EXERCISE DESCRIPTION:
Every line below that holds the word "expanded" must be listed.

GIVEN DATA:
———
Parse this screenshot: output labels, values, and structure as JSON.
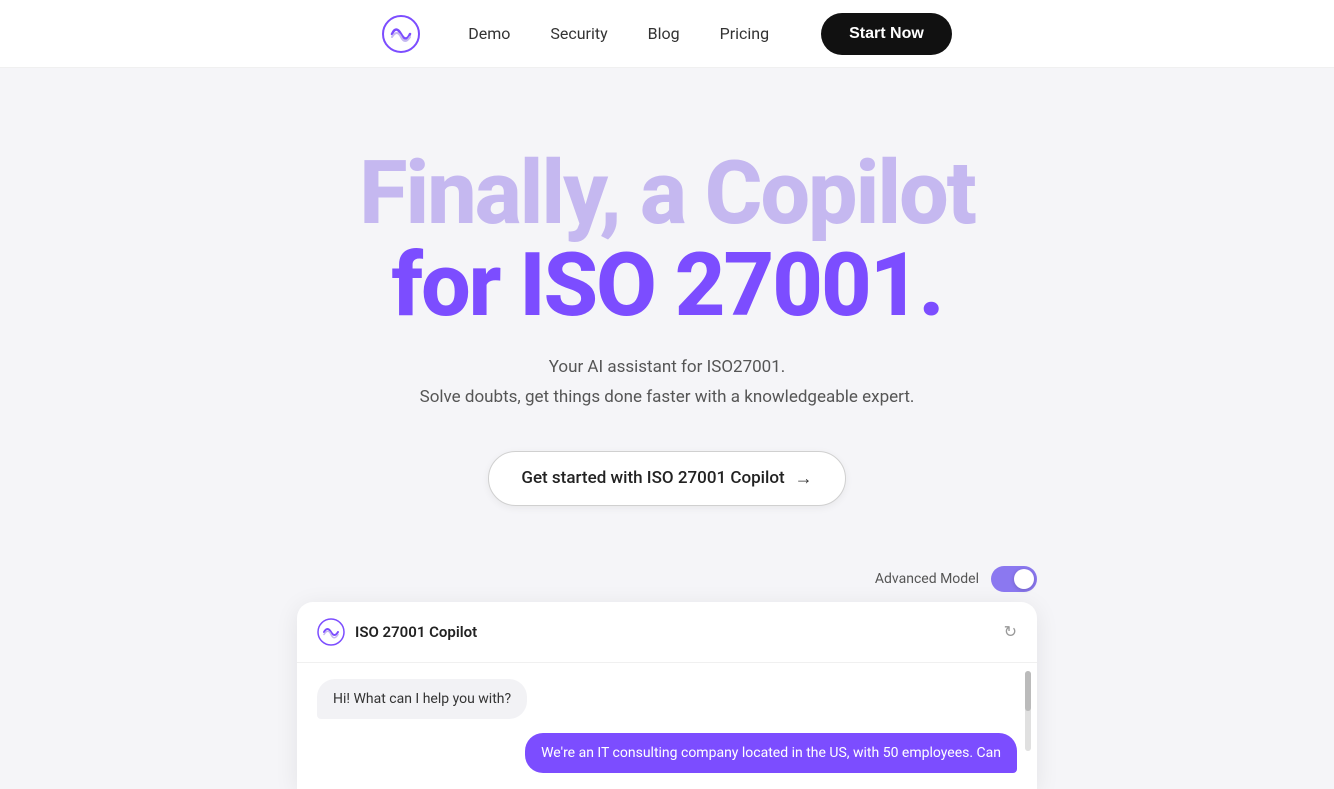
{
  "navbar": {
    "logo_alt": "Copilot Logo",
    "links": [
      {
        "label": "Demo",
        "name": "nav-demo"
      },
      {
        "label": "Security",
        "name": "nav-security"
      },
      {
        "label": "Blog",
        "name": "nav-blog"
      },
      {
        "label": "Pricing",
        "name": "nav-pricing"
      }
    ],
    "cta_label": "Start Now"
  },
  "hero": {
    "title_line1": "Finally, a Copilot",
    "title_line2": "for ISO 27001.",
    "subtitle1": "Your AI assistant for ISO27001.",
    "subtitle2": "Solve doubts, get things done faster with a knowledgeable expert.",
    "cta_label": "Get started with ISO 27001 Copilot",
    "arrow": "→"
  },
  "chat": {
    "advanced_model_label": "Advanced Model",
    "toggle_on": true,
    "header_title": "ISO 27001 Copilot",
    "refresh_icon": "↻",
    "bot_message": "Hi! What can I help you with?",
    "user_message": "We're an IT consulting company located in the US, with 50 employees. Can"
  }
}
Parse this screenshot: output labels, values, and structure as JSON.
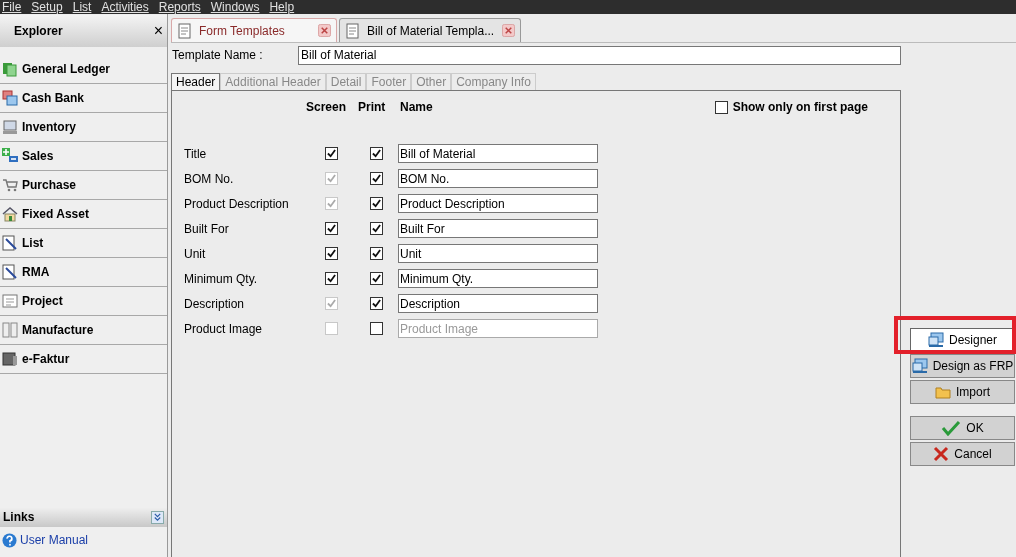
{
  "menu": [
    "File",
    "Setup",
    "List",
    "Activities",
    "Reports",
    "Windows",
    "Help"
  ],
  "explorer": {
    "title": "Explorer",
    "close": "×",
    "items": [
      {
        "label": "General Ledger",
        "kind": "ledger"
      },
      {
        "label": "Cash Bank",
        "kind": "cash"
      },
      {
        "label": "Inventory",
        "kind": "inventory"
      },
      {
        "label": "Sales",
        "kind": "sales"
      },
      {
        "label": "Purchase",
        "kind": "purchase"
      },
      {
        "label": "Fixed Asset",
        "kind": "asset"
      },
      {
        "label": "List",
        "kind": "list"
      },
      {
        "label": "RMA",
        "kind": "list"
      },
      {
        "label": "Project",
        "kind": "project"
      },
      {
        "label": "Manufacture",
        "kind": "manufacture"
      },
      {
        "label": "e-Faktur",
        "kind": "faktur"
      }
    ]
  },
  "links": {
    "title": "Links",
    "items": [
      "User Manual"
    ]
  },
  "doc_tabs": [
    {
      "label": "Form Templates",
      "selected": false
    },
    {
      "label": "Bill of Material Templa...",
      "selected": true
    }
  ],
  "template_name": {
    "label": "Template Name :",
    "value": "Bill of Material"
  },
  "section_tabs": [
    {
      "label": "Header",
      "selected": true
    },
    {
      "label": "Additional Header",
      "selected": false
    },
    {
      "label": "Detail",
      "selected": false
    },
    {
      "label": "Footer",
      "selected": false
    },
    {
      "label": "Other",
      "selected": false
    },
    {
      "label": "Company Info",
      "selected": false
    }
  ],
  "columns": [
    "Screen",
    "Print",
    "Name"
  ],
  "show_first_page": {
    "label": "Show only on first page",
    "checked": false
  },
  "fields": [
    {
      "label": "Title",
      "screen": true,
      "screen_disabled": false,
      "print": true,
      "name": "Bill of Material",
      "disabled": false
    },
    {
      "label": "BOM No.",
      "screen": true,
      "screen_disabled": true,
      "print": true,
      "name": "BOM No.",
      "disabled": false
    },
    {
      "label": "Product Description",
      "screen": true,
      "screen_disabled": true,
      "print": true,
      "name": "Product Description",
      "disabled": false
    },
    {
      "label": "Built For",
      "screen": true,
      "screen_disabled": false,
      "print": true,
      "name": "Built For",
      "disabled": false
    },
    {
      "label": "Unit",
      "screen": true,
      "screen_disabled": false,
      "print": true,
      "name": "Unit",
      "disabled": false
    },
    {
      "label": "Minimum Qty.",
      "screen": true,
      "screen_disabled": false,
      "print": true,
      "name": "Minimum Qty.",
      "disabled": false
    },
    {
      "label": "Description",
      "screen": true,
      "screen_disabled": true,
      "print": true,
      "name": "Description",
      "disabled": false
    },
    {
      "label": "Product Image",
      "screen": false,
      "screen_disabled": true,
      "print": false,
      "name": "Product Image",
      "disabled": true
    }
  ],
  "buttons": [
    {
      "label": "Designer",
      "kind": "designer",
      "highlighted": true
    },
    {
      "label": "Design as FRP",
      "kind": "designer",
      "highlighted": false
    },
    {
      "label": "Import",
      "kind": "import",
      "highlighted": false
    },
    {
      "label": "OK",
      "kind": "ok",
      "highlighted": false
    },
    {
      "label": "Cancel",
      "kind": "cancel",
      "highlighted": false
    }
  ]
}
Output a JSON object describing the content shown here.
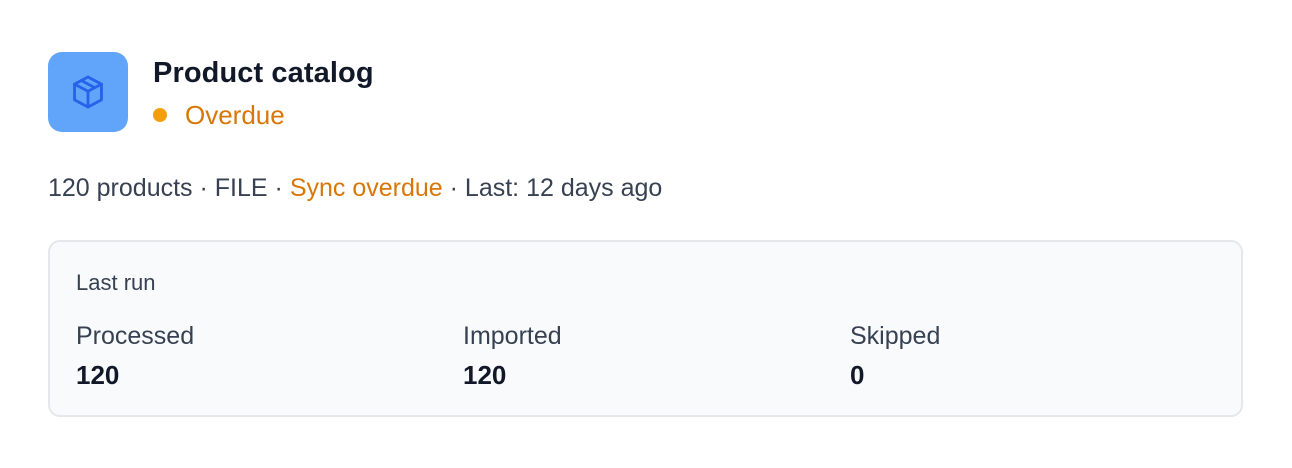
{
  "source": {
    "name": "Product catalog",
    "icon": "package-icon",
    "accent_color": "#60a5fa",
    "status": {
      "label": "Overdue",
      "color": "#f59e0b"
    }
  },
  "meta": {
    "products": "120 products",
    "type": "FILE",
    "sync_status": "Sync overdue",
    "last": "Last: 12 days ago",
    "separator": "·"
  },
  "last_run": {
    "label": "Last run",
    "stats": [
      {
        "label": "Processed",
        "value": "120"
      },
      {
        "label": "Imported",
        "value": "120"
      },
      {
        "label": "Skipped",
        "value": "0"
      }
    ]
  }
}
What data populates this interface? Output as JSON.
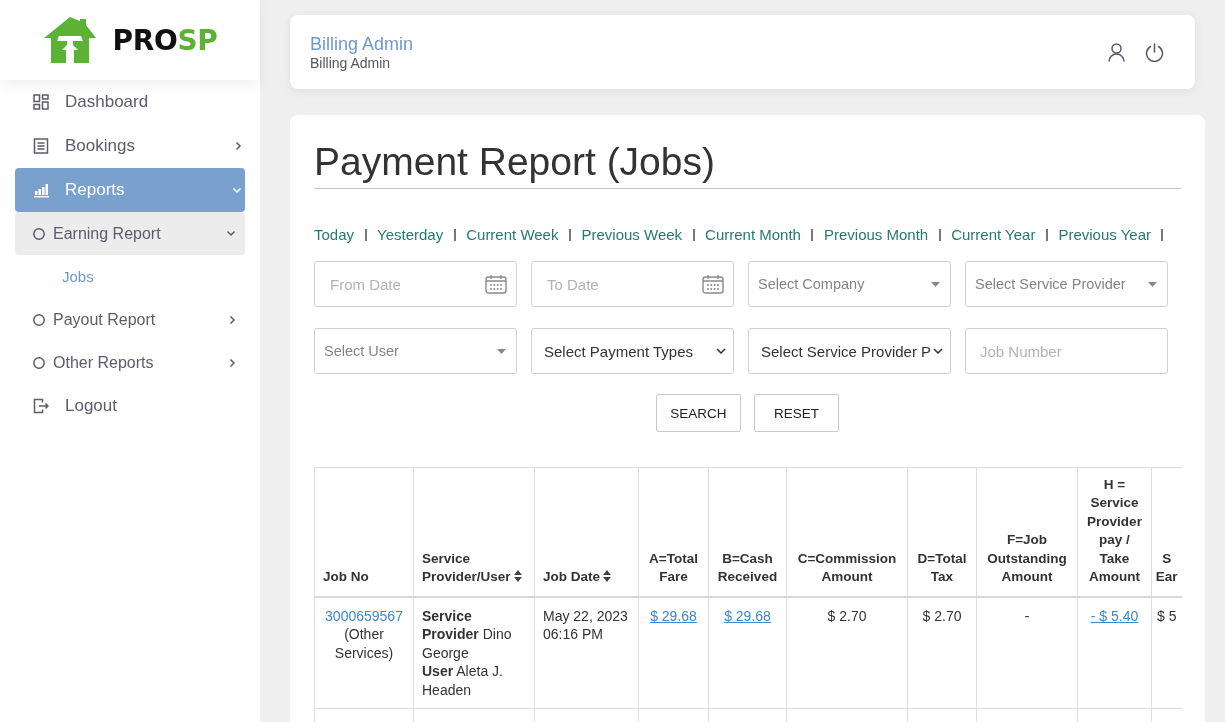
{
  "sidebar": {
    "logo": {
      "text": "PRO",
      "accent": "SP"
    },
    "items": [
      {
        "kind": "link",
        "label": "Dashboard",
        "selected": false
      },
      {
        "kind": "group",
        "label": "Bookings",
        "selected": false,
        "expanded": false
      },
      {
        "kind": "group",
        "label": "Reports",
        "selected": true,
        "expanded": true,
        "children": [
          {
            "kind": "group",
            "label": "Earning Report",
            "selected": true,
            "expanded": true,
            "children": [
              {
                "kind": "link",
                "label": "Jobs",
                "selected": true
              }
            ]
          },
          {
            "kind": "group",
            "label": "Payout Report",
            "selected": false,
            "expanded": false
          },
          {
            "kind": "group",
            "label": "Other Reports",
            "selected": false,
            "expanded": false
          }
        ]
      },
      {
        "kind": "link",
        "label": "Logout",
        "selected": false
      }
    ]
  },
  "header": {
    "user_name": "Billing Admin",
    "user_role": "Billing Admin"
  },
  "report": {
    "title": "Payment Report (Jobs)",
    "quick_ranges": [
      "Today",
      "Yesterday",
      "Current Week",
      "Previous Week",
      "Current Month",
      "Previous Month",
      "Current Year",
      "Previous Year"
    ],
    "filters": [
      {
        "kind": "date",
        "placeholder": "From Date"
      },
      {
        "kind": "date",
        "placeholder": "To Date"
      },
      {
        "kind": "dropdown",
        "placeholder": "Select Company"
      },
      {
        "kind": "dropdown",
        "placeholder": "Select Service Provider"
      },
      {
        "kind": "dropdown",
        "placeholder": "Select User"
      },
      {
        "kind": "select",
        "value": "Select Payment Types"
      },
      {
        "kind": "select",
        "value": "Select Service Provider P"
      },
      {
        "kind": "text",
        "placeholder": "Job Number"
      }
    ],
    "buttons": [
      {
        "label": "SEARCH"
      },
      {
        "label": "RESET"
      }
    ],
    "table": {
      "columns": [
        {
          "label": "Job No",
          "sortable": false
        },
        {
          "label": "Service Provider/User",
          "sortable": true
        },
        {
          "label": "Job Date",
          "sortable": true
        },
        {
          "label": "A=Total Fare",
          "sortable": false
        },
        {
          "label": "B=Cash Received",
          "sortable": false
        },
        {
          "label": "C=Commission Amount",
          "sortable": false
        },
        {
          "label": "D=Total Tax",
          "sortable": false
        },
        {
          "label": "F=Job Outstanding Amount",
          "sortable": false
        },
        {
          "label": "H = Service Provider pay / Take Amount",
          "sortable": false
        },
        {
          "label": "S Ear",
          "sortable": false
        }
      ],
      "rows": [
        {
          "job_no": "3000659567",
          "job_type": "(Other Services)",
          "provider": "**Service Provider** Dino George",
          "user": "**User** Aleta J. Headen",
          "job_date": "May 22, 2023 06:16 PM",
          "amounts": [
            {
              "text": "$ 29.68",
              "link": true
            },
            {
              "text": "$ 29.68",
              "link": true
            },
            {
              "text": "$ 2.70",
              "link": false
            },
            {
              "text": "$ 2.70",
              "link": false
            },
            {
              "text": "-",
              "link": false
            },
            {
              "text": "- $ 5.40",
              "link": true
            },
            {
              "text": "$ 5",
              "link": false
            }
          ]
        }
      ]
    }
  }
}
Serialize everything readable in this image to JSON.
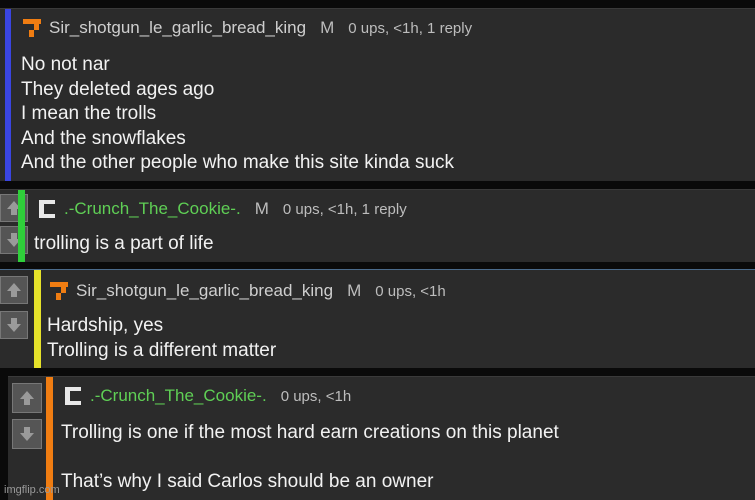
{
  "comments": [
    {
      "username": "Sir_shotgun_le_garlic_bread_king",
      "badge": "M",
      "stats": "0 ups, <1h, 1 reply",
      "bar_color": "#3a45e0",
      "name_color": "#cfcfcf",
      "avatar_icon": "orange-seven-avatar-icon",
      "lines": [
        "No not nar",
        "They deleted ages ago",
        "I mean the trolls",
        "And the snowflakes",
        "And the other people who make this site kinda suck"
      ]
    },
    {
      "username": ".-Crunch_The_Cookie-.",
      "badge": "M",
      "stats": "0 ups, <1h, 1 reply",
      "bar_color": "#2fcf3a",
      "name_color": "#5fcf55",
      "avatar_icon": "white-c-avatar-icon",
      "lines": [
        "trolling is a part of life"
      ]
    },
    {
      "username": "Sir_shotgun_le_garlic_bread_king",
      "badge": "M",
      "stats": "0 ups, <1h",
      "bar_color": "#e6e22a",
      "name_color": "#cfcfcf",
      "avatar_icon": "orange-seven-avatar-icon",
      "lines": [
        "Hardship, yes",
        "Trolling is a different matter"
      ]
    },
    {
      "username": ".-Crunch_The_Cookie-.",
      "badge": "",
      "stats": "0 ups, <1h",
      "bar_color": "#f07d12",
      "name_color": "#5fcf55",
      "avatar_icon": "white-c-avatar-icon",
      "lines": [
        "Trolling is one if the most hard earn creations on this planet",
        "",
        "That’s why I said Carlos should be an owner"
      ]
    }
  ],
  "watermark": "imgflip.com"
}
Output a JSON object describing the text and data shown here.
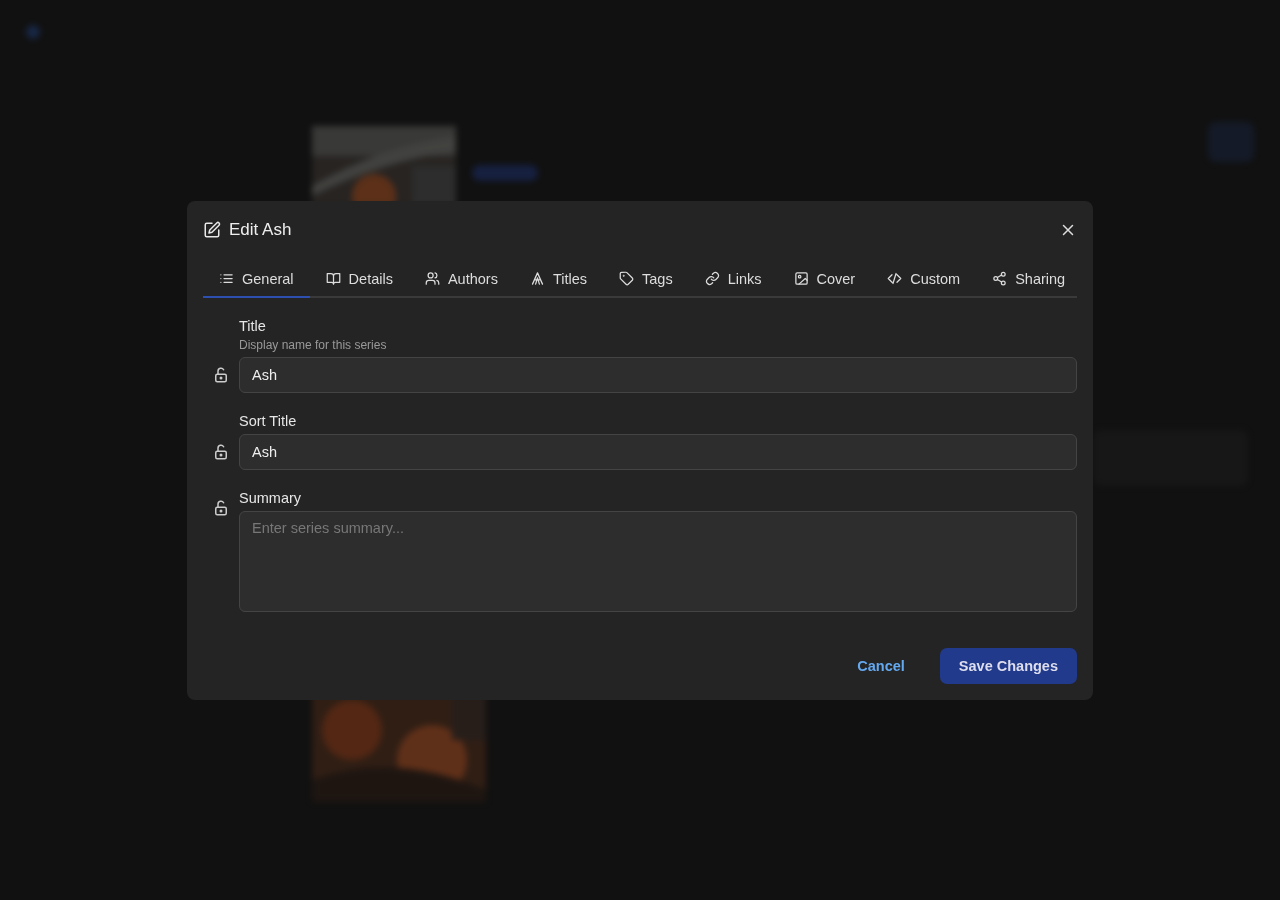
{
  "dialog": {
    "title": "Edit Ash",
    "tabs": [
      {
        "label": "General",
        "selected": true
      },
      {
        "label": "Details",
        "selected": false
      },
      {
        "label": "Authors",
        "selected": false
      },
      {
        "label": "Titles",
        "selected": false
      },
      {
        "label": "Tags",
        "selected": false
      },
      {
        "label": "Links",
        "selected": false
      },
      {
        "label": "Cover",
        "selected": false
      },
      {
        "label": "Custom",
        "selected": false
      },
      {
        "label": "Sharing",
        "selected": false
      }
    ],
    "fields": [
      {
        "kind": "input",
        "label": "Title",
        "hint": "Display name for this series",
        "value": "Ash",
        "locked": false
      },
      {
        "kind": "input",
        "label": "Sort Title",
        "value": "Ash",
        "locked": false
      },
      {
        "kind": "textarea",
        "label": "Summary",
        "placeholder": "Enter series summary...",
        "locked": false
      }
    ],
    "buttons": [
      {
        "label": "Cancel",
        "kind": "secondary"
      },
      {
        "label": "Save Changes",
        "kind": "primary"
      }
    ]
  }
}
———
EXERCISE RESULT:
        "expanded": false
        "expanded": true,
            "expanded": true,
            "expanded": false
            "expanded": false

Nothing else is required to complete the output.